* To do *
Would you return every entry, exactly as it is written?

= = = = =

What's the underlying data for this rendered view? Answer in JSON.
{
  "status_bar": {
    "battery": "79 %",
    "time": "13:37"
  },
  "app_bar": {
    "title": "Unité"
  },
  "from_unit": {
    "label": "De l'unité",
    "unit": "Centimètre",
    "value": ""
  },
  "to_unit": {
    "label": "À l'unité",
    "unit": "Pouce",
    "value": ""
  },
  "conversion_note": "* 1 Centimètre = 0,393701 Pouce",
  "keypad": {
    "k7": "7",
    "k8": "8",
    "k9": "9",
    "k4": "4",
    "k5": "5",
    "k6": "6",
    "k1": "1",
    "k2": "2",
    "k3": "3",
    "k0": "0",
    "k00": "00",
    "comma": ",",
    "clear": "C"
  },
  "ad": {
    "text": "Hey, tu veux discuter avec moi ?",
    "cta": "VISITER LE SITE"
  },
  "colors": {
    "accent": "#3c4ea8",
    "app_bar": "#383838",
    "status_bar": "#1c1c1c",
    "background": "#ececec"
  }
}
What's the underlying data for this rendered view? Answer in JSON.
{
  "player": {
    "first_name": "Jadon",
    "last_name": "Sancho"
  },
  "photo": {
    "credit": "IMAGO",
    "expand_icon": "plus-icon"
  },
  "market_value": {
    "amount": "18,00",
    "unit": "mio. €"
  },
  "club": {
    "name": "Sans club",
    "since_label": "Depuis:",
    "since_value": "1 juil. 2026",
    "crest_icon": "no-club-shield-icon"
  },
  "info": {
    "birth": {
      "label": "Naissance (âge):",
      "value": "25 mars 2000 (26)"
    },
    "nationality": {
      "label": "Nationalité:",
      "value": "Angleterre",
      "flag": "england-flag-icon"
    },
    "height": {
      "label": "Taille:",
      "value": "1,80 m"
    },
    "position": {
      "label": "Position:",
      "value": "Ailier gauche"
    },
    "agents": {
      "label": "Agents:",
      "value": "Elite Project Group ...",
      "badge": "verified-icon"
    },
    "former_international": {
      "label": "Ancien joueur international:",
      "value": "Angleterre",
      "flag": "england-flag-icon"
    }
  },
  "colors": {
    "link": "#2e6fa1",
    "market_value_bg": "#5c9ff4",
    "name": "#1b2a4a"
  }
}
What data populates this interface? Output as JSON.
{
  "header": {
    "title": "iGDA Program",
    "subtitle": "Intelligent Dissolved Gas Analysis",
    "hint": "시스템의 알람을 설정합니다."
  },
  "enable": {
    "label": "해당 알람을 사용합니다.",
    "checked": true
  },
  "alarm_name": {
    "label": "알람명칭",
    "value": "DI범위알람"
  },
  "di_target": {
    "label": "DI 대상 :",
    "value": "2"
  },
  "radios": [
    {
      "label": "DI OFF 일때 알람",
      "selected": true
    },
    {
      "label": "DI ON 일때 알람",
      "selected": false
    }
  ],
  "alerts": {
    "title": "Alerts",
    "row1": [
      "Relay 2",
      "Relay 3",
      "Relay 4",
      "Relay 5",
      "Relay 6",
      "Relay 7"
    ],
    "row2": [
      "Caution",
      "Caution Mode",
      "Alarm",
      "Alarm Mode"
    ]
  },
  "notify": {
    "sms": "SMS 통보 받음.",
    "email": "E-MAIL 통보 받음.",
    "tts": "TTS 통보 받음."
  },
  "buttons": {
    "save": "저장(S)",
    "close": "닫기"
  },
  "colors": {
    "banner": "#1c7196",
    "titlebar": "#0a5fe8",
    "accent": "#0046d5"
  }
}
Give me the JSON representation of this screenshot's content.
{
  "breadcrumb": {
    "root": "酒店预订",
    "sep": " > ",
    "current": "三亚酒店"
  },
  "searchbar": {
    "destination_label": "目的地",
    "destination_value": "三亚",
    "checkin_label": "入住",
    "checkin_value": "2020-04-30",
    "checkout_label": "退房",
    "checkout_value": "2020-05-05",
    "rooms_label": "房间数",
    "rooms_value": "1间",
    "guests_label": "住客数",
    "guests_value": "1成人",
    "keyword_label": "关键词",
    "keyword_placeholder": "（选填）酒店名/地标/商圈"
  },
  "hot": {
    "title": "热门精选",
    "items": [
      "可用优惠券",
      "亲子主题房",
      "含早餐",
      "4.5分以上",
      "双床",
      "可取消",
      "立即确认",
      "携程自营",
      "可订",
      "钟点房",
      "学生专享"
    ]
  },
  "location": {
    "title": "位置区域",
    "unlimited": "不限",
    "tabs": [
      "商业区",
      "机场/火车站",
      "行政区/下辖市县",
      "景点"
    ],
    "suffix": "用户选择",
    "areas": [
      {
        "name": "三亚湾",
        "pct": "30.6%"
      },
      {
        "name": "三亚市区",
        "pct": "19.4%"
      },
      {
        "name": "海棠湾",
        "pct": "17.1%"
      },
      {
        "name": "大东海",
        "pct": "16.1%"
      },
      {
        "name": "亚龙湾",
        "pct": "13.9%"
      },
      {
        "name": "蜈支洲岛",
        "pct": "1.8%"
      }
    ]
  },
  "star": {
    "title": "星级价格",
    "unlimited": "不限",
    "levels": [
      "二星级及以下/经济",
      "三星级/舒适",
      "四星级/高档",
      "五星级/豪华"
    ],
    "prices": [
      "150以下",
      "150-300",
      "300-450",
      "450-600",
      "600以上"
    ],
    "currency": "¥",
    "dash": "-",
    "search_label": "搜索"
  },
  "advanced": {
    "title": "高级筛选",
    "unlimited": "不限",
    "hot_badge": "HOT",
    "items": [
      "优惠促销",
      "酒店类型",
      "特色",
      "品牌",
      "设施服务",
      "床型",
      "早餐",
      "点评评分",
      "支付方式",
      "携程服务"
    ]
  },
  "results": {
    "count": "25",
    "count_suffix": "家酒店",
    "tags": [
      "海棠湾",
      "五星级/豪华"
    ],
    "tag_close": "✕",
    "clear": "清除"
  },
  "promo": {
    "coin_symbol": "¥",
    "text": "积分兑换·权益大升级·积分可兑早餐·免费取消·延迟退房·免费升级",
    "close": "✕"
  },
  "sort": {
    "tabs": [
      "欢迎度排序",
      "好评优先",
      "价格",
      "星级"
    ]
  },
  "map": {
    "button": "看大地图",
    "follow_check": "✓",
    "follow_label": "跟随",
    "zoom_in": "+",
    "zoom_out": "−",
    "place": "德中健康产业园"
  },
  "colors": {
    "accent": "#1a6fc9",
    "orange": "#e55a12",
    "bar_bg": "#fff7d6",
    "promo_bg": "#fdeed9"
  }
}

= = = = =

* Response area *
What's the underlying data for this rendered view? Answer in JSON.
{
  "status_bar": {
    "battery": "79 %",
    "time": "13:37"
  },
  "app_bar": {
    "title": "Unité"
  },
  "from_unit": {
    "label": "De l'unité",
    "unit": "Centimètre",
    "value": ""
  },
  "to_unit": {
    "label": "À l'unité",
    "unit": "Pouce",
    "value": ""
  },
  "conversion_note": "* 1 Centimètre = 0,393701 Pouce",
  "keypad": {
    "k7": "7",
    "k8": "8",
    "k9": "9",
    "k4": "4",
    "k5": "5",
    "k6": "6",
    "k1": "1",
    "k2": "2",
    "k3": "3",
    "k0": "0",
    "k00": "00",
    "comma": ",",
    "clear": "C"
  },
  "ad": {
    "text": "Hey, tu veux discuter avec moi ?",
    "cta": "VISITER LE SITE"
  },
  "colors": {
    "accent": "#3c4ea8",
    "app_bar": "#383838",
    "status_bar": "#1c1c1c",
    "background": "#ececec"
  }
}
What's the underlying data for this rendered view? Answer in JSON.
{
  "player": {
    "first_name": "Jadon",
    "last_name": "Sancho"
  },
  "photo": {
    "credit": "IMAGO",
    "expand_icon": "plus-icon"
  },
  "market_value": {
    "amount": "18,00",
    "unit": "mio. €"
  },
  "club": {
    "name": "Sans club",
    "since_label": "Depuis:",
    "since_value": "1 juil. 2026",
    "crest_icon": "no-club-shield-icon"
  },
  "info": {
    "birth": {
      "label": "Naissance (âge):",
      "value": "25 mars 2000 (26)"
    },
    "nationality": {
      "label": "Nationalité:",
      "value": "Angleterre",
      "flag": "england-flag-icon"
    },
    "height": {
      "label": "Taille:",
      "value": "1,80 m"
    },
    "position": {
      "label": "Position:",
      "value": "Ailier gauche"
    },
    "agents": {
      "label": "Agents:",
      "value": "Elite Project Group ...",
      "badge": "verified-icon"
    },
    "former_international": {
      "label": "Ancien joueur international:",
      "value": "Angleterre",
      "flag": "england-flag-icon"
    }
  },
  "colors": {
    "link": "#2e6fa1",
    "market_value_bg": "#5c9ff4",
    "name": "#1b2a4a"
  }
}
What data populates this interface? Output as JSON.
{
  "header": {
    "title": "iGDA Program",
    "subtitle": "Intelligent Dissolved Gas Analysis",
    "hint": "시스템의 알람을 설정합니다."
  },
  "enable": {
    "label": "해당 알람을 사용합니다.",
    "checked": true
  },
  "alarm_name": {
    "label": "알람명칭",
    "value": "DI범위알람"
  },
  "di_target": {
    "label": "DI 대상 :",
    "value": "2"
  },
  "radios": [
    {
      "label": "DI OFF 일때 알람",
      "selected": true
    },
    {
      "label": "DI ON 일때 알람",
      "selected": false
    }
  ],
  "alerts": {
    "title": "Alerts",
    "row1": [
      "Relay 2",
      "Relay 3",
      "Relay 4",
      "Relay 5",
      "Relay 6",
      "Relay 7"
    ],
    "row2": [
      "Caution",
      "Caution Mode",
      "Alarm",
      "Alarm Mode"
    ]
  },
  "notify": {
    "sms": "SMS 통보 받음.",
    "email": "E-MAIL 통보 받음.",
    "tts": "TTS 통보 받음."
  },
  "buttons": {
    "save": "저장(S)",
    "close": "닫기"
  },
  "colors": {
    "banner": "#1c7196",
    "titlebar": "#0a5fe8",
    "accent": "#0046d5"
  }
}
Give me the JSON representation of this screenshot's content.
{
  "breadcrumb": {
    "root": "酒店预订",
    "sep": " > ",
    "current": "三亚酒店"
  },
  "searchbar": {
    "destination_label": "目的地",
    "destination_value": "三亚",
    "checkin_label": "入住",
    "checkin_value": "2020-04-30",
    "checkout_label": "退房",
    "checkout_value": "2020-05-05",
    "rooms_label": "房间数",
    "rooms_value": "1间",
    "guests_label": "住客数",
    "guests_value": "1成人",
    "keyword_label": "关键词",
    "keyword_placeholder": "（选填）酒店名/地标/商圈"
  },
  "hot": {
    "title": "热门精选",
    "items": [
      "可用优惠券",
      "亲子主题房",
      "含早餐",
      "4.5分以上",
      "双床",
      "可取消",
      "立即确认",
      "携程自营",
      "可订",
      "钟点房",
      "学生专享"
    ]
  },
  "location": {
    "title": "位置区域",
    "unlimited": "不限",
    "tabs": [
      "商业区",
      "机场/火车站",
      "行政区/下辖市县",
      "景点"
    ],
    "suffix": "用户选择",
    "areas": [
      {
        "name": "三亚湾",
        "pct": "30.6%"
      },
      {
        "name": "三亚市区",
        "pct": "19.4%"
      },
      {
        "name": "海棠湾",
        "pct": "17.1%"
      },
      {
        "name": "大东海",
        "pct": "16.1%"
      },
      {
        "name": "亚龙湾",
        "pct": "13.9%"
      },
      {
        "name": "蜈支洲岛",
        "pct": "1.8%"
      }
    ]
  },
  "star": {
    "title": "星级价格",
    "unlimited": "不限",
    "levels": [
      "二星级及以下/经济",
      "三星级/舒适",
      "四星级/高档",
      "五星级/豪华"
    ],
    "prices": [
      "150以下",
      "150-300",
      "300-450",
      "450-600",
      "600以上"
    ],
    "currency": "¥",
    "dash": "-",
    "search_label": "搜索"
  },
  "advanced": {
    "title": "高级筛选",
    "unlimited": "不限",
    "hot_badge": "HOT",
    "items": [
      "优惠促销",
      "酒店类型",
      "特色",
      "品牌",
      "设施服务",
      "床型",
      "早餐",
      "点评评分",
      "支付方式",
      "携程服务"
    ]
  },
  "results": {
    "count": "25",
    "count_suffix": "家酒店",
    "tags": [
      "海棠湾",
      "五星级/豪华"
    ],
    "tag_close": "✕",
    "clear": "清除"
  },
  "promo": {
    "coin_symbol": "¥",
    "text": "积分兑换·权益大升级·积分可兑早餐·免费取消·延迟退房·免费升级",
    "close": "✕"
  },
  "sort": {
    "tabs": [
      "欢迎度排序",
      "好评优先",
      "价格",
      "星级"
    ]
  },
  "map": {
    "button": "看大地图",
    "follow_check": "✓",
    "follow_label": "跟随",
    "zoom_in": "+",
    "zoom_out": "−",
    "place": "德中健康产业园"
  },
  "colors": {
    "accent": "#1a6fc9",
    "orange": "#e55a12",
    "bar_bg": "#fff7d6",
    "promo_bg": "#fdeed9"
  }
}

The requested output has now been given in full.